--- TASK ---
Read through the lines below and copy the ones holding the string "more".

___ DATASET ENTRIES ___

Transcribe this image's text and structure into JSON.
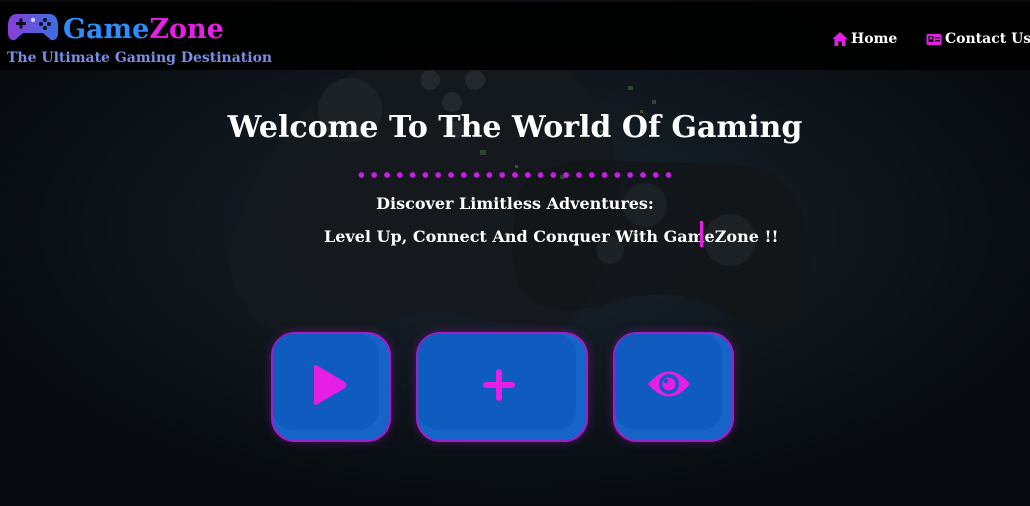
{
  "brand": {
    "name_part1": "Game",
    "name_part2": "Zone",
    "tagline": "The Ultimate Gaming Destination"
  },
  "nav": {
    "home_label": "Home",
    "contact_label": "Contact Us"
  },
  "hero": {
    "title": "Welcome To The World Of Gaming",
    "subtitle": "Discover Limitless Adventures:",
    "typed_text": "Level Up, Connect And Conquer With GameZone !!"
  },
  "icons": {
    "logo": "gamepad-icon",
    "home": "home-icon",
    "contact": "id-card-icon",
    "play": "play-icon",
    "add": "plus-icon",
    "view": "eye-icon"
  },
  "colors": {
    "accent_magenta": "#e61ee6",
    "accent_blue": "#2f8cff",
    "button_blue": "#0f5bbf",
    "tagline": "#7a8ee8"
  }
}
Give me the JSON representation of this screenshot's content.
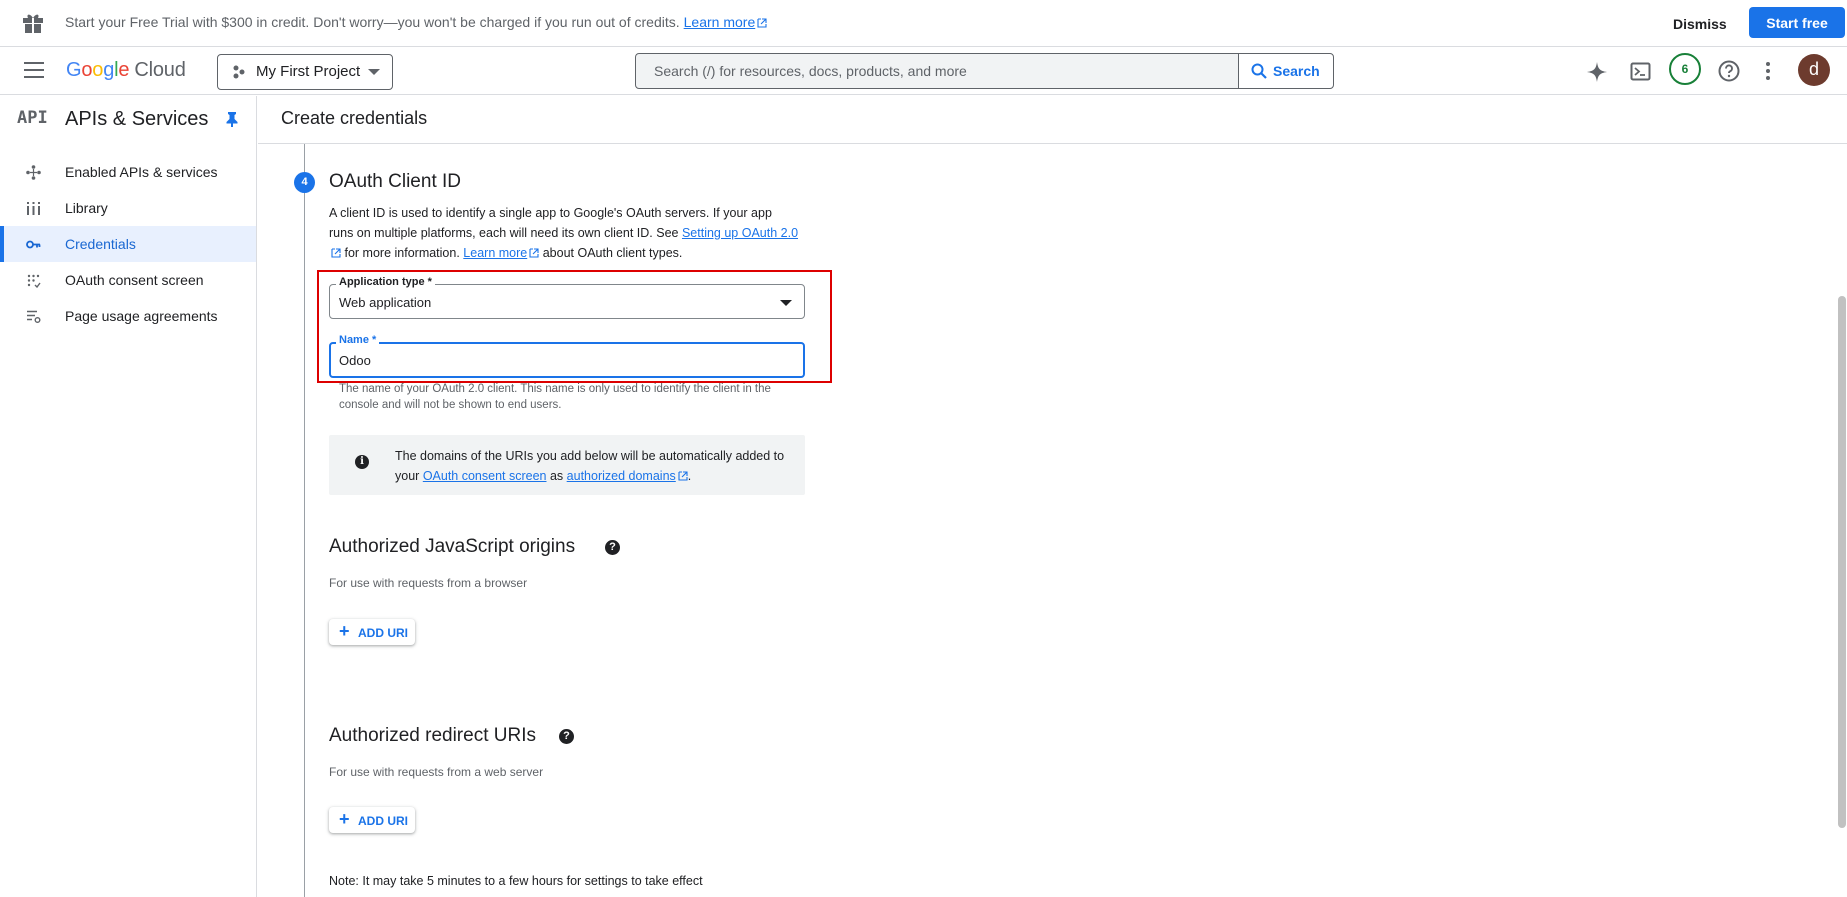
{
  "promo": {
    "text": "Start your Free Trial with $300 in credit. Don't worry—you won't be charged if you run out of credits.",
    "learn_more": "Learn more",
    "dismiss": "Dismiss",
    "start_free": "Start free"
  },
  "header": {
    "logo_google": [
      "G",
      "o",
      "o",
      "g",
      "l",
      "e"
    ],
    "logo_cloud": "Cloud",
    "project": "My First Project",
    "search_placeholder": "Search (/) for resources, docs, products, and more",
    "search_button": "Search",
    "notification_count": "6",
    "avatar_letter": "d",
    "brand_color": "#1a73e8"
  },
  "sidebar": {
    "api_glyph": "API",
    "title": "APIs & Services",
    "items": [
      {
        "label": "Enabled APIs & services",
        "icon": "diamond-dots-icon"
      },
      {
        "label": "Library",
        "icon": "library-icon"
      },
      {
        "label": "Credentials",
        "icon": "key-icon",
        "active": true
      },
      {
        "label": "OAuth consent screen",
        "icon": "consent-icon"
      },
      {
        "label": "Page usage agreements",
        "icon": "settings-list-icon"
      }
    ]
  },
  "main": {
    "title": "Create credentials",
    "step_number": "4",
    "step_title": "OAuth Client ID",
    "desc_part1": "A client ID is used to identify a single app to Google's OAuth servers. If your app runs on multiple platforms, each will need its own client ID. See",
    "desc_link1": "Setting up OAuth 2.0",
    "desc_part2": "for more information.",
    "desc_link2": "Learn more",
    "desc_part3": "about OAuth client types.",
    "app_type_label": "Application type *",
    "app_type_value": "Web application",
    "name_label": "Name *",
    "name_value": "Odoo",
    "name_hint": "The name of your OAuth 2.0 client. This name is only used to identify the client in the console and will not be shown to end users.",
    "info_part1": "The domains of the URIs you add below will be automatically added to your",
    "info_link1": "OAuth consent screen",
    "info_part2": "as",
    "info_link2": "authorized domains",
    "info_end": ".",
    "js_origins_title": "Authorized JavaScript origins",
    "js_origins_sub": "For use with requests from a browser",
    "add_uri": "ADD URI",
    "redirect_title": "Authorized redirect URIs",
    "redirect_sub": "For use with requests from a web server",
    "note": "Note: It may take 5 minutes to a few hours for settings to take effect"
  }
}
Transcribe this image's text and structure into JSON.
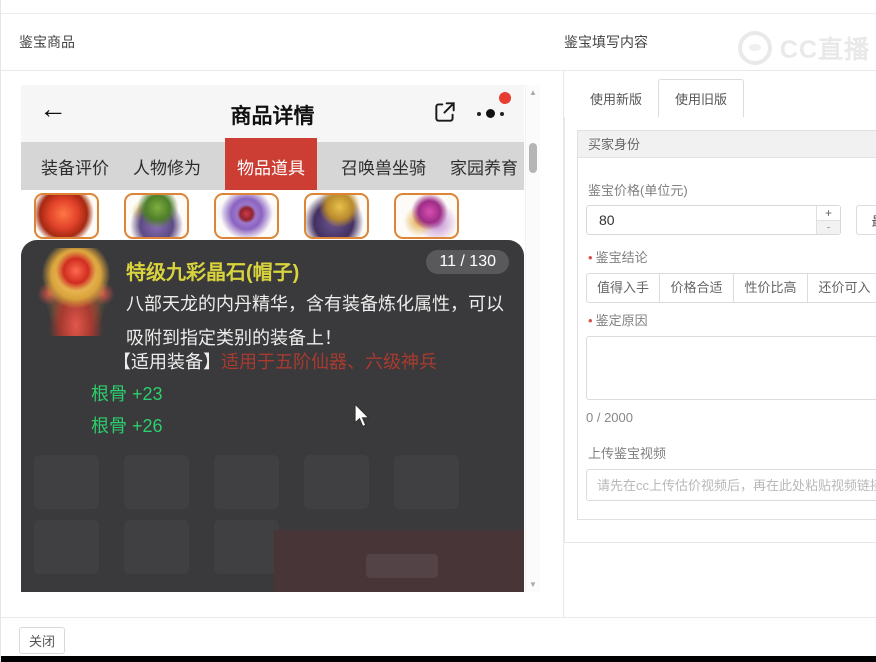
{
  "page": {
    "left_header": "鉴宝商品",
    "right_header": "鉴宝填写内容",
    "watermark": "CC直播",
    "close_button": "关闭"
  },
  "phone": {
    "title": "商品详情",
    "counter_badge": "11 / 130",
    "tabs": [
      {
        "label": "装备评价",
        "selected": false
      },
      {
        "label": "人物修为",
        "selected": false
      },
      {
        "label": "物品道具",
        "selected": true
      },
      {
        "label": "召唤兽坐骑",
        "selected": false
      },
      {
        "label": "家园养育",
        "selected": false
      }
    ],
    "tooltip": {
      "title": "特级九彩晶石(帽子)",
      "desc_line1": "八部天龙的内丹精华，含有装备炼化属性，可以",
      "desc_line2": "吸附到指定类别的装备上！",
      "apply_label": "【适用装备】",
      "apply_value": "适用于五阶仙器、六级神兵",
      "attrs": [
        "根骨 +23",
        "根骨 +26"
      ]
    }
  },
  "form": {
    "tabs": [
      {
        "label": "使用新版",
        "selected": false
      },
      {
        "label": "使用旧版",
        "selected": true
      }
    ],
    "buyer_identity_label": "买家身份",
    "price_label": "鉴宝价格(单位元)",
    "price_value": "80",
    "max_button_label": "最",
    "conclusion_label": "鉴宝结论",
    "conclusion_options": [
      "值得入手",
      "价格合适",
      "性价比高",
      "还价可入"
    ],
    "reason_label": "鉴定原因",
    "char_counter": "0 / 2000",
    "video_label": "上传鉴宝视频",
    "video_placeholder": "请先在cc上传估价视频后，再在此处粘贴视频链接"
  },
  "icons": {
    "back_arrow": "←",
    "scroll_up": "▲",
    "scroll_down": "▼",
    "stepper_plus": "+",
    "stepper_minus": "-",
    "required_marker": "•"
  },
  "colors": {
    "accent_red": "#cc3e33",
    "tooltip_title_yellow": "#d9d43e",
    "attr_green": "#2bcf6c",
    "apply_red": "#a93a30",
    "notification_red": "#e63d30"
  }
}
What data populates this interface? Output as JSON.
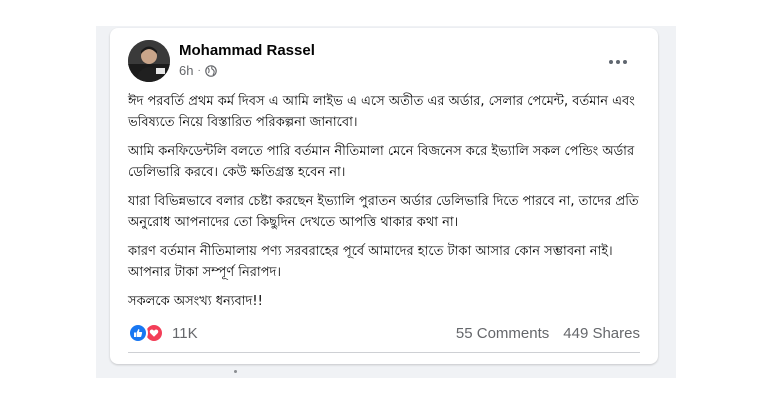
{
  "post": {
    "author": "Mohammad Rassel",
    "time": "6h",
    "visibility_icon": "globe-icon",
    "paragraphs": [
      "ঈদ পরবর্তি প্রথম কর্ম দিবস এ আমি লাইভ এ এসে অতীত এর অর্ডার, সেলার পেমেন্ট, বর্তমান এবং ভবিষ্যতে নিয়ে বিস্তারিত পরিকল্পনা জানাবো।",
      "আমি কনফিডেন্টলি বলতে পারি বর্তমান নীতিমালা মেনে বিজনেস করে ইভ্যালি সকল পেন্ডিং অর্ডার ডেলিভারি করবে। কেউ ক্ষতিগ্রস্ত হবেন না।",
      "যারা বিভিন্নভাবে বলার চেষ্টা করছেন ইভ্যালি পুরাতন অর্ডার ডেলিভারি দিতে পারবে না, তাদের প্রতি অনুরোধ আপনাদের তো কিছুদিন দেখতে আপত্তি থাকার কথা না।",
      "কারণ বর্তমান নীতিমালায়  পণ্য সরবরাহের পূর্বে আমাদের হাতে টাকা আসার কোন সম্ভাবনা নাই। আপনার টাকা সম্পূর্ণ নিরাপদ।",
      "সকলকে অসংখ্য ধন্যবাদ!!"
    ],
    "reactions": {
      "count": "11K",
      "icons": [
        "like-icon",
        "love-icon"
      ],
      "colors": {
        "like": "#1877f2",
        "love": "#f33e58"
      }
    },
    "comments": "55 Comments",
    "shares": "449 Shares"
  }
}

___

--- TASK ANSWER ---
    "learn_more": "Learn more",
    "search_placeholder": "Search (/) for resources, docs, products, and more",
    "desc_part2": "for more information.",
    "desc_link2": "Learn more",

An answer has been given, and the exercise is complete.